The total surface area of artificial lakes and pools is 70 500sqm, equivalent to roughly 56 Olympic swimming pools (at 1 250sqm).
The waterscape at The Palace was created from 4 000 tons of native Pilanesberg rock, 1 860sqm of concrete rock made from natural moulds, and 3 720sqm of glass fibre reinforced concrete. Water flowing from The Palace to The Cascades covers 7 740sqm and comprises three swimming pools (The Palace, the Queen’s Baths and The Cascades pool), 12 waterfalls and cataracts and 1 050m of low weirs. Water is circulated by 45 pumps at 8 314 cubic meters per hour.
At the time of its construction in 1996, the Valley of Waves was one of the largest combinations of water and waterpark features ever built in a single project.

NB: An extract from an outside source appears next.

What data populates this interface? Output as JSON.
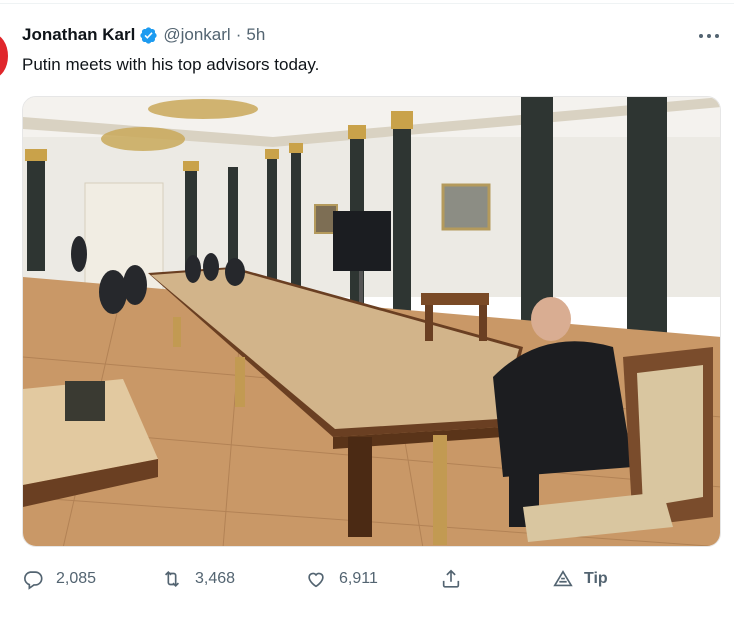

The Roaring Lagoon wave pool contains 8-million litres of water and creates two-metre high swells. It regularly creates ideal surfing waves which move away from the dam wall at 35km per hour to subside onto a sandy beach, 120m away.
Sun City itself was a game changer for South Africa.
Construction on the original Sun City resort began on 15 July 1978. The fast-tracked project was completed at a cost of R30-million in a record-setting 16 months.
The Sun City resort revolutionised the approach to gaming in South Africa, introducing for the first time the concept of value-for-money entertainment amid luxurious surroundings. The resort was also the first to introduce the concept of million rand jackpots.
The inaugural golf classic, held on the Gary Player Golf Course the day after the complex opened, carried a prize of R1 000 000 which was won by Gary Player himself. The inaugural Million Dollar Golf Challenge was held in 1981, and renamed the Nedbank Golf Challenge in 1995. In 2016 the tournament made its debut as part of the European Tour, with a field of 72 players and a purse of over R120-million.
The original Entertainment Centre (now Sun Central) was built at a cost of R30-million and inaugurated on 24 July 1981 by Frank Sinatra.